Parrot Flower Power plant sensor review
I’ve never considered myself a gardener, primarily because I can’t be patient enough to learn proper techniques for planting and caring for living things. I’ll plant a vegetable garden every year, but it’s total hit or miss whether something produces or not.
I’m also notorious for forgetting to water my hanging baskets, and then they curl up and die well before the end of the season.
This year, I feel like I can do better. But that’s because I have some technological help. I recently got a hold of a Parrot Flower Power plant sensor. It monitors whatever you’re growing, automatically, and sends you alerts when there’s something you need to tend to.
What Parrot Flower Power monitors
The Parrot Flower Power sensor monitors four key areas of data:
- Light intensity: the sensor will measure light intensity to establish whether your plant needs more or less sun.
- Ambient temperature: keeps an eye on the ambient temperature in its location and lets you know if the plant needs to be in a warmer or cooler location
- Fertilizer: the sensor will measure the level of fertilizer required for soil salinity

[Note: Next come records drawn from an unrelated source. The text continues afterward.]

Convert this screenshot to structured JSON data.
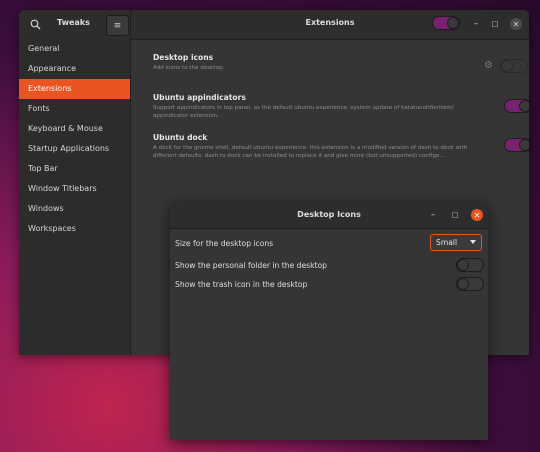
{
  "main_window": {
    "app_title": "Tweaks",
    "page_title": "Extensions",
    "global_switch": "on",
    "sidebar": {
      "items": [
        {
          "label": "General",
          "active": false
        },
        {
          "label": "Appearance",
          "active": false
        },
        {
          "label": "Extensions",
          "active": true
        },
        {
          "label": "Fonts",
          "active": false
        },
        {
          "label": "Keyboard & Mouse",
          "active": false
        },
        {
          "label": "Startup Applications",
          "active": false
        },
        {
          "label": "Top Bar",
          "active": false
        },
        {
          "label": "Window Titlebars",
          "active": false
        },
        {
          "label": "Windows",
          "active": false
        },
        {
          "label": "Workspaces",
          "active": false
        }
      ]
    },
    "extensions": [
      {
        "name": "Desktop icons",
        "desc": "Add icons to the desktop.",
        "state": "off"
      },
      {
        "name": "Ubuntu appindicators",
        "desc": "Support appindicators in top panel, as the default ubuntu experience. system update of katatunotifierItem/ appindicator extension.",
        "state": "on"
      },
      {
        "name": "Ubuntu dock",
        "desc": "A dock for the gnome shell, default ubuntu experience. this extension is a modified version of dash to dock with different defaults. dash to dock can be installed to replace it and give more (but unsupported) configo...",
        "state": "on"
      }
    ]
  },
  "dialog": {
    "title": "Desktop Icons",
    "size_label": "Size for the desktop icons",
    "size_value": "Small",
    "personal_folder_label": "Show the personal folder in the desktop",
    "personal_folder_state": "off",
    "trash_label": "Show the trash icon in the desktop",
    "trash_state": "off"
  },
  "icons": {
    "search": "search-icon",
    "menu": "hamburger-menu-icon",
    "minimize": "minimize-icon",
    "maximize": "maximize-icon",
    "close": "close-icon",
    "gear": "gear-icon"
  },
  "colors": {
    "accent": "#e95420",
    "switch_on": "#77216f",
    "window_bg": "#353535",
    "sidebar_bg": "#2c2c2c"
  }
}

- Soil moisture: keep track of how wet or dry your plant’s soil is and know when you need to water, or when you’ve overwatered
The Parrot Flower Power sensor uses your smartphone or tablet and Bluetooth to connect to the cute stick-shaped sensor. Via the free app you’ll get all the updates you need direct from your garden.
The base of the sensor features a thin and narrow metal fork that will easily slide into any type of plant pot, or soil. To use it, you select the specific plant you are placing the sensor in, and whether it will be indoors or outdoors. (And if you need help identifying a specific type of plant, I highly recommend the Garden Answers app!)
Once the Parrot Flower Power is paired and connected with a plant, you need to wait about 24 hours for full data. You don’t need to stay connected to the plant during this time, the sensor will just zap the information to your smart phone so it’s ready next time you open the app. With that said, you can still get some limited and immediate ‘live data’ right away, such as what the overall moisture level is in the soil at the moment.
Testing the Parrot Flower Power
I found the device very easy to set up and use. You don’t even need to read the directions, since the Flower Power sensor is quite intuitive.
In my first round of testing, I wedged the device in an aloe plant in my living room. After the device had monitored the plant for about a day and found almost zero moisture in the pot, I dumped a cup of water into it just to see what would happen on the sensor. Using ‘live view’ in the app, I watched as the moisture level went through the roof as soon as the water hit the pot. Excellent! The sensor was working.
I left the Flower Power in there for about a week and then checked the graphs for the four key data points. I could easily see how long it took for the pot to dry out. Also, during that time, I got an alert/push notification to my phone telling me the plant was in too little sunlight. The app advised me that if we were not merely experiencing bad weather, the plant should be moved to a sunnier location. Given we had just had four or five days of cloud and rain, I didn’t think there was much I could do, but I relocated the plant to a sunnier spot, and that seemed to help.My next test was to stash the flower power sensor in a hanging basket out front of my house. These are the baskets I constantly forget to water, so getting an alert or reminder could mean I get weeks more life out of these expensive hanging planters.
While initially the water level was just fine, I did get an alert that the basket could use more fertilizer. That was a good one, since I rarely consider fertilizing my hanging baskets. A quick splash of some miracle grow later, and the basket was back in business. Alerts and push notifications to water the basket also kept it from dying early on.
It’s important to note that your phone will need to be within a certain distance of the sensor in order to receive data; so if it’s sitting out in a distant garden area, you’ll need to get within Bluetooth distance to sync your info.
The next tests for the Parrot Flower Power will be to drop the sensor in my vegetable garden; but that test will be a few weeks in the making, so for now, this is the review. I think this small and inexpensive gadget that can help black-thumb gardeners improve their skills. Got specific questions on how this gadget may work in your yard? Ask and I’ll answer them.